The U.S. already gives Israel $8.5 million in military aid per day. Just for reference, that's enough money to flat-out buy houses at median market price for 50 struggling homeowners every single day of the year. And as Hagel noted during his visit to Israel, this doesn't even count the $460 million already spent by the U.S. on Iron Dome, the Israeli missile defense shield (an amount that could buy more than 2,700 foreclosed homes), or the forthcoming $220 million (nearly 1,300 homes) that will be spent on the program.
Hagel didn't say how much money will be spent on the airpower initiative, but given that each individual Osprey is worth about 400 houses, it's probably going to be a considerable expense. The program is apparently part of a regional military aid package totalling $10 billion (I don't even want to think about how many houses that makes). The purpose of the program? To keep Iran in line, of course.

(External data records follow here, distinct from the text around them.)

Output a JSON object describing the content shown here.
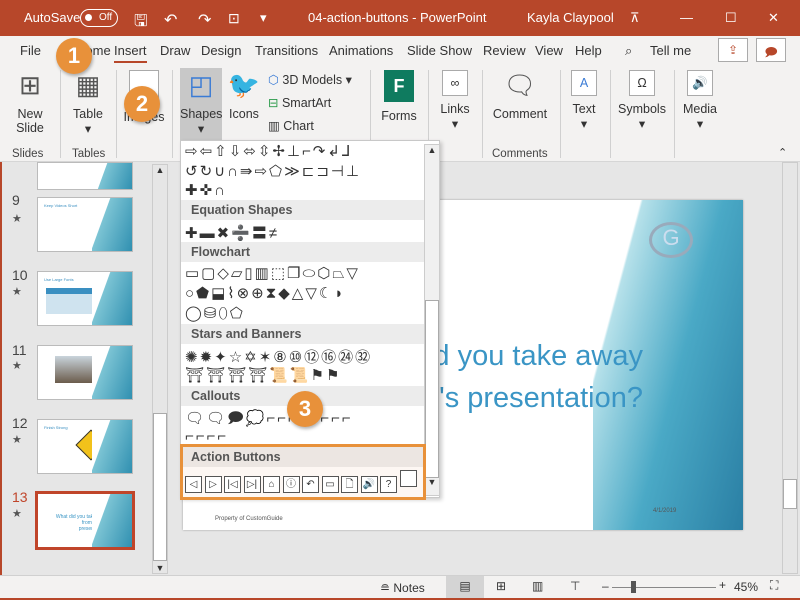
{
  "titlebar": {
    "autosave": "AutoSave",
    "autosave_state": "Off",
    "doc_title": "04-action-buttons - PowerPoint",
    "user": "Kayla Claypool"
  },
  "tabs": [
    "File",
    "Home",
    "Insert",
    "Draw",
    "Design",
    "Transitions",
    "Animations",
    "Slide Show",
    "Review",
    "View",
    "Help"
  ],
  "tell_me": "Tell me",
  "ribbon": {
    "new_slide": "New Slide",
    "table": "Table",
    "images": "Images",
    "shapes": "Shapes",
    "icons": "Icons",
    "models_3d": "3D Models",
    "smartart": "SmartArt",
    "chart": "Chart",
    "forms": "Forms",
    "links": "Links",
    "comment": "Comment",
    "text": "Text",
    "symbols": "Symbols",
    "media": "Media",
    "groups": {
      "slides": "Slides",
      "tables": "Tables",
      "comments": "Comments"
    }
  },
  "gallery": {
    "rows_top": [
      "⇨⇦⇧⇩⬄⇳✢⊥⌐↷↲⅃",
      "↺↻∪∩⇛⇨⬠≫⊏⊐⊣⊥",
      "✚✜∩"
    ],
    "sections": [
      {
        "title": "Equation Shapes",
        "rows": [
          "✚▬✖➗〓≠"
        ]
      },
      {
        "title": "Flowchart",
        "rows": [
          "▭▢◇▱▯▥⬚❐⬭⬡⏢▽",
          "○⬟⬓⌇⊗⊕⧗◆△▽☾◗",
          "◯⛁⬯⬠"
        ]
      },
      {
        "title": "Stars and Banners",
        "rows": [
          "✺✹✦☆✡✶⑧⑩⑫⑯㉔㉜",
          "⛩⛩⛩⛩📜📜⚑⚑"
        ]
      },
      {
        "title": "Callouts",
        "rows": [
          "🗨🗨🗩💭⌐⌐⌐⌐⌐⌐⌐⌐",
          "⌐⌐⌐⌐"
        ]
      },
      {
        "title": "Action Buttons"
      }
    ],
    "action_buttons": [
      "◁",
      "▷",
      "|◁",
      "▷|",
      "⌂",
      "ⓘ",
      "↶",
      "▭",
      "🗋",
      "🔊",
      "?",
      ""
    ]
  },
  "slides": [
    {
      "num": "9",
      "title": "Keep Videos Short"
    },
    {
      "num": "10",
      "title": "Use Large Fonts"
    },
    {
      "num": "11",
      "title": ""
    },
    {
      "num": "12",
      "title": "Finish Strong"
    },
    {
      "num": "13",
      "title": "What did you take away from today's presentation?"
    }
  ],
  "slide": {
    "line1": "What did you take away",
    "line2": "from today's presentation?",
    "footer": "Property of CustomGuide",
    "date": "4/1/2019"
  },
  "callouts": [
    "1",
    "2",
    "3"
  ],
  "status": {
    "notes": "Notes",
    "zoom": "45%",
    "zoom_percent": 45
  },
  "colors": {
    "accent": "#b7472a",
    "callout": "#e8913a",
    "slide_text": "#3a95c5"
  }
}
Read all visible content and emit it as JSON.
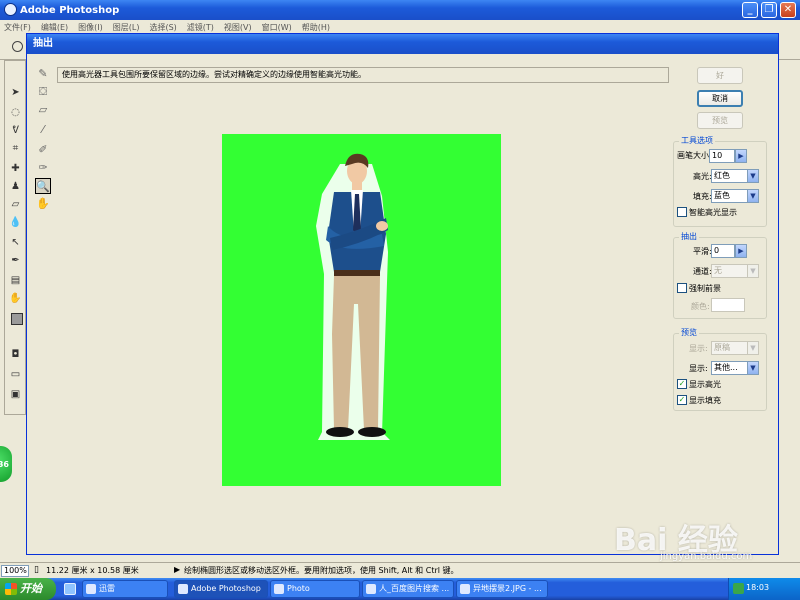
{
  "app": {
    "title": "Adobe Photoshop",
    "menu": [
      "文件(F)",
      "编辑(E)",
      "图像(I)",
      "图层(L)",
      "选择(S)",
      "滤镜(T)",
      "视图(V)",
      "窗口(W)",
      "帮助(H)"
    ]
  },
  "window_controls": {
    "minimize": "_",
    "restore": "❐",
    "close": "✕"
  },
  "dialog": {
    "title": "抽出",
    "hint": "使用高光器工具包围所要保留区域的边缘。尝试对精确定义的边缘使用智能高光功能。",
    "buttons": {
      "ok": "好",
      "cancel": "取消",
      "preview": "预览"
    },
    "tool_options": {
      "group_label": "工具选项",
      "brush_size_label": "画笔大小:",
      "brush_size_value": "10",
      "highlight_label": "高光:",
      "highlight_value": "红色",
      "fill_label": "填充:",
      "fill_value": "蓝色",
      "smart_highlight_label": "智能高光显示",
      "smart_highlight_checked": false
    },
    "extraction": {
      "group_label": "抽出",
      "smooth_label": "平滑:",
      "smooth_value": "0",
      "channel_label": "通道:",
      "channel_value": "无",
      "force_fg_label": "强制前景",
      "force_fg_checked": false,
      "color_label": "颜色:"
    },
    "preview_group": {
      "group_label": "预览",
      "show_label": "显示:",
      "show_value": "原稿",
      "display_label": "显示:",
      "display_value": "其他...",
      "show_highlight_label": "显示高光",
      "show_highlight_checked": true,
      "show_fill_label": "显示填充",
      "show_fill_checked": true,
      "check_mark": "✓"
    },
    "canvas_color": "#33ff33"
  },
  "statusbar": {
    "zoom": "100%",
    "doc_size": "11.22 厘米 x 10.58 厘米",
    "tip": "绘制椭圆形选区或移动选区外框。要用附加选项，使用 Shift, Alt 和 Ctrl 键。"
  },
  "badge": "36",
  "taskbar": {
    "start": "开始",
    "tasks": [
      "迅雷",
      "Adobe Photoshop",
      "Photo",
      "人_百度图片搜索 ...",
      "异地摆景2.JPG - ..."
    ],
    "clock": "18:03"
  },
  "watermark": {
    "logo": "Bai 经验",
    "url": "jingyan.baidu.com"
  }
}
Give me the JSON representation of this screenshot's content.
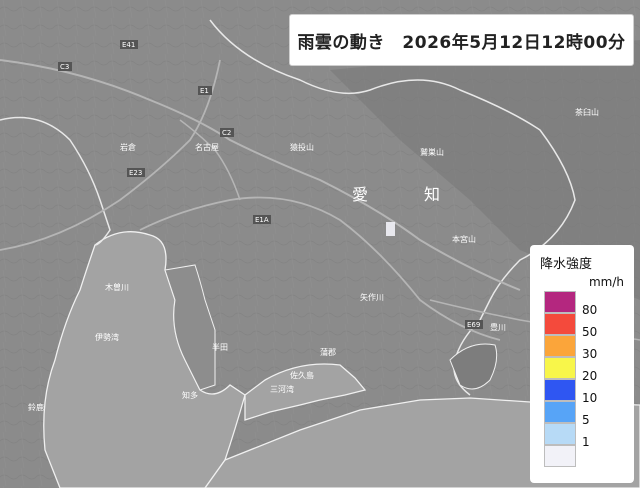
{
  "title": "雨雲の動き　2026年5月12日12時00分",
  "legend": {
    "title": "降水強度",
    "unit": "mm/h",
    "levels": [
      {
        "value": "80",
        "color": "#b4277f"
      },
      {
        "value": "50",
        "color": "#f44a3c"
      },
      {
        "value": "30",
        "color": "#fba53a"
      },
      {
        "value": "20",
        "color": "#f8f64a"
      },
      {
        "value": "10",
        "color": "#2f56f2"
      },
      {
        "value": "5",
        "color": "#57a4f7"
      },
      {
        "value": "1",
        "color": "#b7daf6"
      },
      {
        "value": "",
        "color": "#f2f2f8"
      }
    ]
  },
  "map": {
    "region_chars": [
      "愛",
      "知"
    ],
    "places": [
      "岩倉",
      "名古屋",
      "猿投山",
      "茶臼山",
      "鷲巣山",
      "本宮山",
      "蒲郡",
      "半田",
      "伊勢湾",
      "三河湾",
      "佐久島",
      "知多",
      "木曽川",
      "鈴鹿",
      "矢作川",
      "豊川"
    ],
    "roads": [
      "C3",
      "E1",
      "E1A",
      "E23",
      "C2",
      "E69",
      "E41"
    ]
  }
}
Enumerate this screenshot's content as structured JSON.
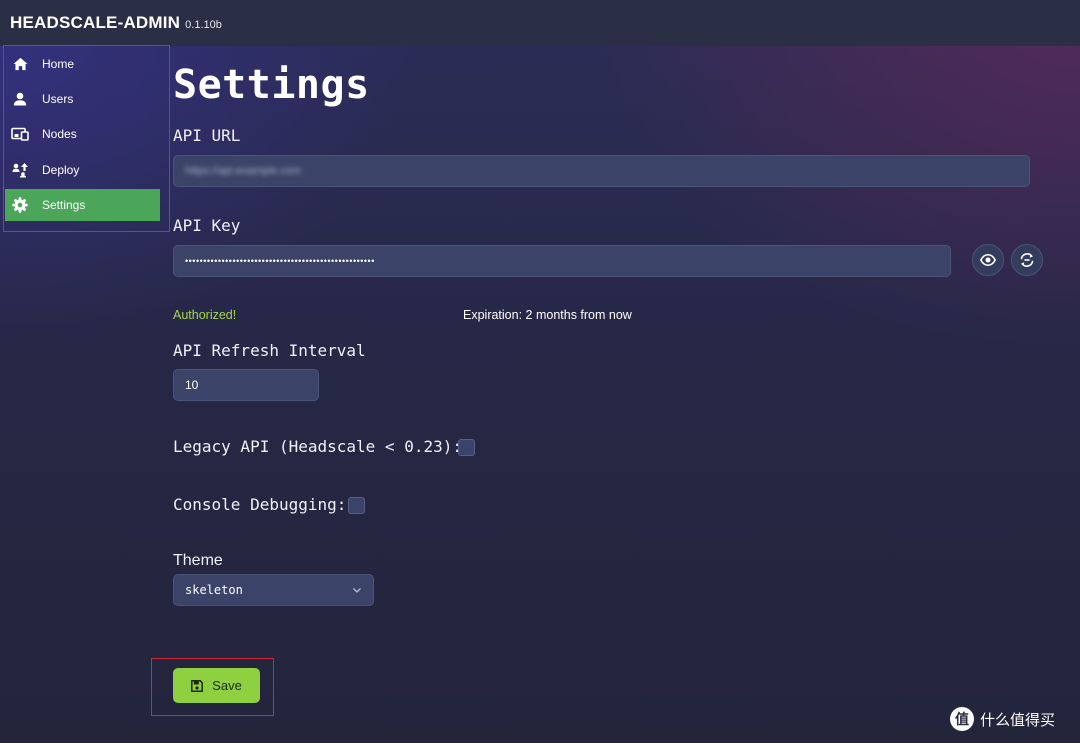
{
  "app": {
    "name": "HEADSCALE-ADMIN",
    "version": "0.1.10b"
  },
  "sidebar": {
    "items": [
      {
        "label": "Home",
        "icon": "home-icon"
      },
      {
        "label": "Users",
        "icon": "user-icon"
      },
      {
        "label": "Nodes",
        "icon": "devices-icon"
      },
      {
        "label": "Deploy",
        "icon": "deploy-icon"
      },
      {
        "label": "Settings",
        "icon": "gear-icon",
        "active": true
      }
    ]
  },
  "settings": {
    "title": "Settings",
    "api_url": {
      "label": "API URL",
      "value": "https://api.example.com"
    },
    "api_key": {
      "label": "API Key",
      "value": "••••••••••••••••••••••••••••••••••••••••••••••••••••"
    },
    "auth_status": "Authorized!",
    "expiration": "Expiration: 2 months from now",
    "refresh_interval": {
      "label": "API Refresh Interval",
      "value": "10"
    },
    "legacy_api": {
      "label": "Legacy API (Headscale < 0.23):",
      "checked": false
    },
    "console_debugging": {
      "label": "Console Debugging:",
      "checked": false
    },
    "theme": {
      "label": "Theme",
      "value": "skeleton"
    },
    "save_label": "Save"
  },
  "watermark": {
    "text": "什么值得买",
    "logo": "值"
  },
  "colors": {
    "accent_active": "#4ca65a",
    "save_button": "#8ed03f",
    "status_ok": "#a6d64a",
    "annotation_box": "#d4263a"
  }
}
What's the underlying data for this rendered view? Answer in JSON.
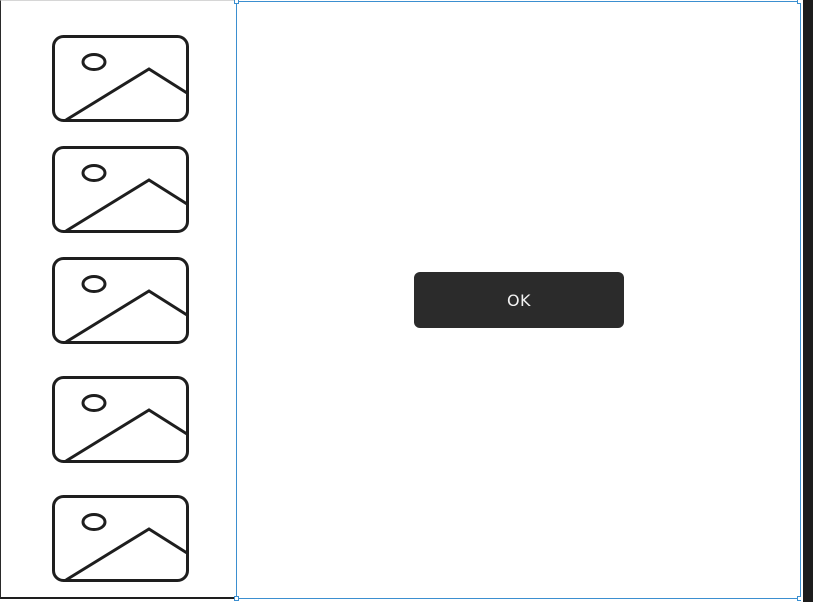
{
  "sidebar": {
    "thumbnails": [
      {
        "icon": "image-placeholder-icon"
      },
      {
        "icon": "image-placeholder-icon"
      },
      {
        "icon": "image-placeholder-icon"
      },
      {
        "icon": "image-placeholder-icon"
      },
      {
        "icon": "image-placeholder-icon"
      }
    ]
  },
  "dialog": {
    "ok_label": "OK"
  },
  "colors": {
    "button_bg": "#2b2b2b",
    "button_text": "#f2f2f2",
    "selection": "#3b8fd0",
    "icon_stroke": "#1e1e1e"
  }
}
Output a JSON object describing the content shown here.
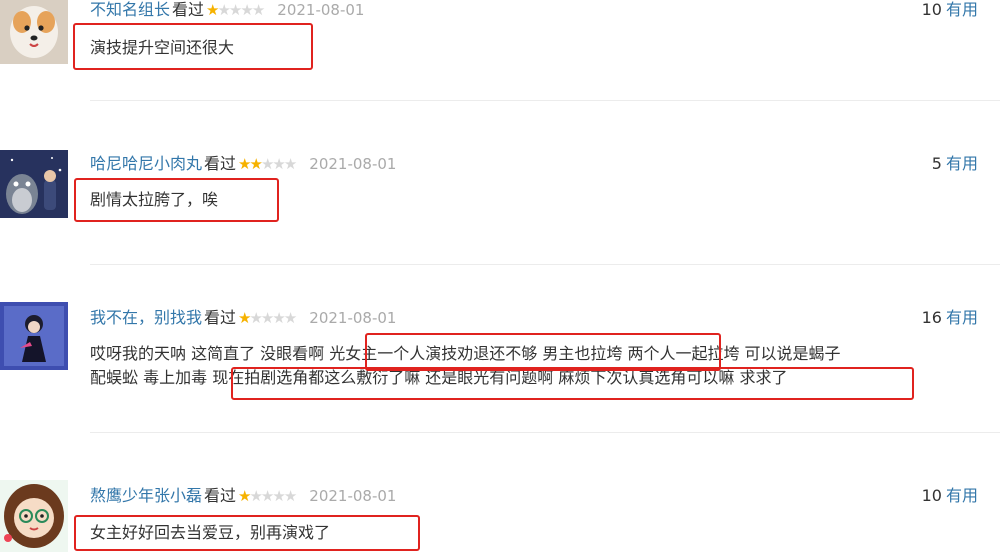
{
  "reviews": [
    {
      "user": "不知名组长",
      "watched": "看过",
      "rating": 1,
      "date": "2021-08-01",
      "useful_count": "10",
      "useful_label": "有用",
      "text": "演技提升空间还很大",
      "avatar_icon": "dog-avatar-icon"
    },
    {
      "user": "哈尼哈尼小肉丸",
      "watched": "看过",
      "rating": 2,
      "date": "2021-08-01",
      "useful_count": "5",
      "useful_label": "有用",
      "text": "剧情太拉胯了，唉",
      "avatar_icon": "totoro-avatar-icon"
    },
    {
      "user": "我不在，别找我",
      "watched": "看过",
      "rating": 1,
      "date": "2021-08-01",
      "useful_count": "16",
      "useful_label": "有用",
      "text_line1_a": "哎呀我的天呐 这简直了 没眼看啊 ",
      "text_line1_b": "光女主一个人演技劝退还不够 男主也拉垮",
      "text_line1_c": " 两个人一起拉垮 可以说是蝎子",
      "text_line2_a": "配蜈蚣 毒上加毒 ",
      "text_line2_b": "现在拍剧选角都这么敷衍了嘛 还是眼光有问题啊 麻烦下次认真选角可以嘛 求求了",
      "avatar_icon": "anime-figure-avatar-icon"
    },
    {
      "user": "熬鹰少年张小磊",
      "watched": "看过",
      "rating": 1,
      "date": "2021-08-01",
      "useful_count": "10",
      "useful_label": "有用",
      "text": "女主好好回去当爱豆，别再演戏了",
      "avatar_icon": "cartoon-girl-avatar-icon"
    }
  ],
  "colors": {
    "link": "#3377aa",
    "star_on": "#f6b200",
    "star_off": "#d8d8d8",
    "highlight_box": "#e0231f"
  }
}
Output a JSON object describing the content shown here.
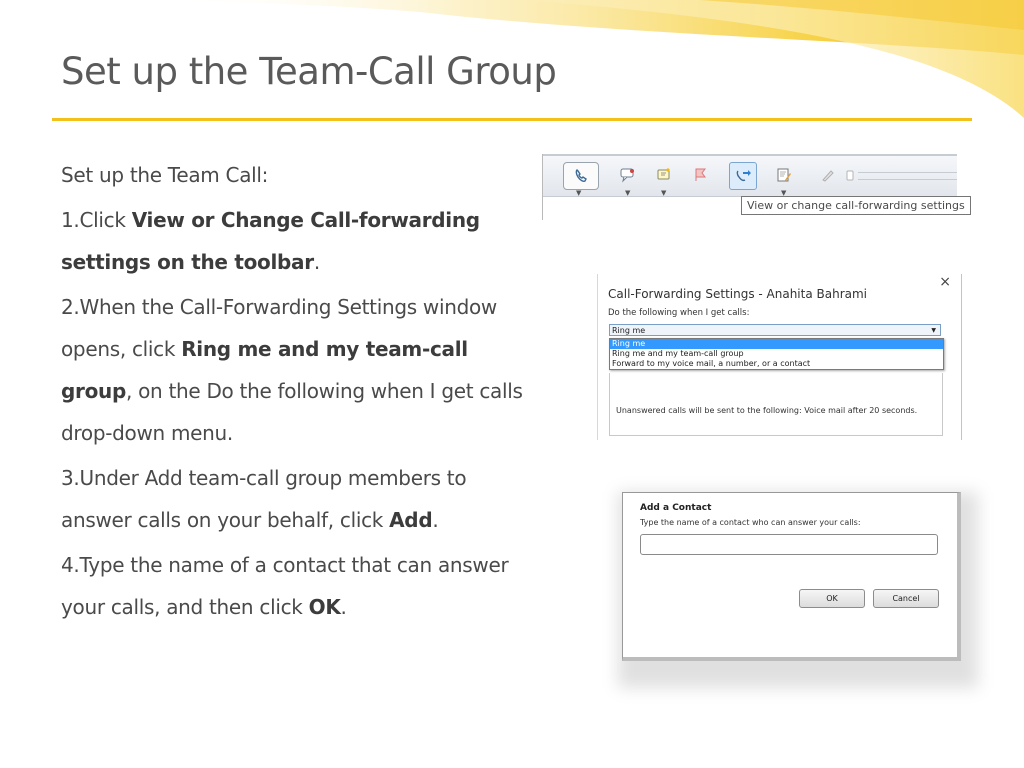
{
  "colors": {
    "accent": "#f2c21b",
    "title": "#5a5a5a",
    "body": "#4a4a4a"
  },
  "slide": {
    "title": "Set up the Team-Call Group",
    "intro": "Set up the Team Call:",
    "step1": {
      "prefix": "1.Click ",
      "bold": "View or Change Call-forwarding settings on the toolbar",
      "suffix": "."
    },
    "step2": {
      "prefix": "2.When the Call-Forwarding Settings window opens, click ",
      "bold": "Ring me and my team-call group",
      "suffix": ", on the Do the following when I get calls drop-down menu."
    },
    "step3": {
      "prefix": "3.Under Add team-call group members to answer calls on your behalf, click ",
      "bold": "Add",
      "suffix": "."
    },
    "step4": {
      "prefix": "4.Type the name of a contact that can answer your calls, and then click ",
      "bold": "OK",
      "suffix": "."
    }
  },
  "toolbar": {
    "icons": [
      "phone-icon",
      "im-icon",
      "note-icon",
      "flag-icon",
      "call-forward-icon",
      "edit-icon",
      "pen-icon",
      "slider-icon"
    ],
    "tooltip": "View or change call-forwarding settings"
  },
  "call_forwarding_dialog": {
    "title": "Call-Forwarding Settings - Anahita Bahrami",
    "prompt": "Do the following when I get calls:",
    "selected": "Ring me",
    "options": [
      "Ring me",
      "Ring me and my team-call group",
      "Forward to my voice mail, a number, or a contact"
    ],
    "unanswered": "Unanswered calls will be sent to the following: Voice mail after 20 seconds.",
    "close_glyph": "×"
  },
  "add_contact_dialog": {
    "title": "Add a Contact",
    "prompt": "Type the name of a contact who can answer your calls:",
    "ok": "OK",
    "cancel": "Cancel"
  }
}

Never mind that, as I've detailed here before, the vast majority of actual experts on Iran (including the head of the Israeli Defense Forces) say that Iran is not developing nuclear weapons and basically poses no threat to anyone. Hagel still seems to think that if we gave that Osprey money to, say, the 16 million children living below the poverty line in the U.S. instead of to the Boeing corporation, Iran would somehow wipe Israel off the map.
And, as usual with "security" initiatives from the U.S. government, it gets worse: Hagel has basically given Israel the green light to bomb Iran off the map whenever it wants to.
"Israel will make the decision that Israel must make to protect itself, to defend itself," Hagel said just before leaving for Israel.
The "decision" Hagel is referring to is the choice to unilaterally strike a sovereign state that has done nothing to provoke Israel, poses no threat to any of its neighbors, and is armed with mostly old-school Soviet weaponry to defend itself.
Of course, this wouldn't be unusual behavior for Israel. In November, it provoked a war with Gaza that left over 170 Gazans dead, including more than 30 children. In recent weeks it has ratched up attacks on Gaza, proving that it's still not shy about attacking its neighbors.
The biggest problem with all this from an American standpoint is the potential for the U.S. to be dragged into yet another quagmire with a country that poses no threat to us. If Israel attacks Iran, which Hagel has seemingly given it the green light to do, the U.S. will certainly send troops to its aid.
As Hagel said during his Israel trip, "The United States has made clear to the Israeli people that we have a commitment to Israel's security." If Israel leads the U.S. into war with Iran, that commitment is going to be very expensive.